I am not sure what my writing will become, but for the first time in a long time I am inspired to write things. Reading and developing notes in a way that works best for my mind has helped, this create connections between the things I think about.

Taking my mind away from pointless dribble on social media has definitely helped with this. Twitter was my favourite place to be online, but has become a cesspool of hate and self promotion to a stage where I can no longer bear it.

What I am lacking is a place to just write. A blank canvas to share some small thoughts and ideas, an online memo pad, and try as I might I just can't stop treating my blog with a higher standing than it deserves.

There have been a few posts recently that highlight the fast pace of conversations on social media. As usual these sorts of things got me thinking, and I can see it bleeding into quite a few places, impatience and rushing are never a good thing.

Back in the very late 1990’s – yeah I’m old – if you received a text message sometimes it would take hours to answer it, or perhaps never at all. This was a world where mobile phones existed but there wasn’t a self imposed need to carry them around. Conversations over text existed, but at an extremely slow pace. Social networks changed all that, companies encouraged us to start a new conversation, or join in or new trends, or share what we were doing. In reward we got little hits of dopamine when replies flooded in. So of course we checked replies more often, we turned on notifications so we didn’t miss anything, and we all suffered massive does of FOMO.

Designers realised this and started hooking us in with engineered bits of dopamine and the conversations sparked by outrageous topics got louder and faster. People argued with each other, lost hours of their time waiting for a reply, simply to hit back again. Emotions and brain chemicals used against us – and we love it.

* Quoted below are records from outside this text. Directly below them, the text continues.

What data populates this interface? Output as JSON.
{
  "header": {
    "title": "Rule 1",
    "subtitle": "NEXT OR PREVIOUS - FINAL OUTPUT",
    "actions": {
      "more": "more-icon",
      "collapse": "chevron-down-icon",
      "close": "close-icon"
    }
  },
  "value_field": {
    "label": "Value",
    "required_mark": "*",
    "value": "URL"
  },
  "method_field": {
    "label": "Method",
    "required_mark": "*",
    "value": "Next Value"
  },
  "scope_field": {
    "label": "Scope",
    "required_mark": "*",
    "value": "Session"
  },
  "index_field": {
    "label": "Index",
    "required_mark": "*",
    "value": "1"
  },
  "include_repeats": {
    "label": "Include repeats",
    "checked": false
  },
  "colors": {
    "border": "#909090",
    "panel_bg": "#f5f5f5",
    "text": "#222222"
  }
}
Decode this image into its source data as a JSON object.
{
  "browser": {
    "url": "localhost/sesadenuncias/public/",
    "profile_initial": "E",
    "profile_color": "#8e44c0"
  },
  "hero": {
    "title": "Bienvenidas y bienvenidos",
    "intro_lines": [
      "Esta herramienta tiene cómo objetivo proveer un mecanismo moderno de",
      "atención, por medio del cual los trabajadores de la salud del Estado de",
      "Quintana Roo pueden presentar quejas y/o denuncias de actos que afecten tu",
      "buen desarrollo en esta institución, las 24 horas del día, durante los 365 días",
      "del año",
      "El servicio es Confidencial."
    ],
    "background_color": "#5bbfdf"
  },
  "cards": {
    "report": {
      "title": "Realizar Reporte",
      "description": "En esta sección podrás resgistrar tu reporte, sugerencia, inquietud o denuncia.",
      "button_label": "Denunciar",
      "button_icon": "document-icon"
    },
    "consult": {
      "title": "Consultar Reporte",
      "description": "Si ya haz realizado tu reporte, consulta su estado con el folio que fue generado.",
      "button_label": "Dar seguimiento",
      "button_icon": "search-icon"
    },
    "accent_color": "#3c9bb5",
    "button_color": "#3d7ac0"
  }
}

I receive similar things over text messaging now. The presumption is that I must have my phone on me so people expect a reply almost instantly. If not I might get a few question marks, or dots. It doesn’t matter what it is, I just don’t want to feel rushed.

Micro.blog feels like I’ve taken a step back into the good ol’days. Conversations can take days or weeks and I feel absolutely zero need to turn on notifications. I can think about things I’ve read, write things out in longer blog posts if needed, and most of all just relax. When I do get a reply I know that it’s something that has been thought through and engaged with – no likes, no thumbs up, no retweets.

Enter your email to subscribe to updates.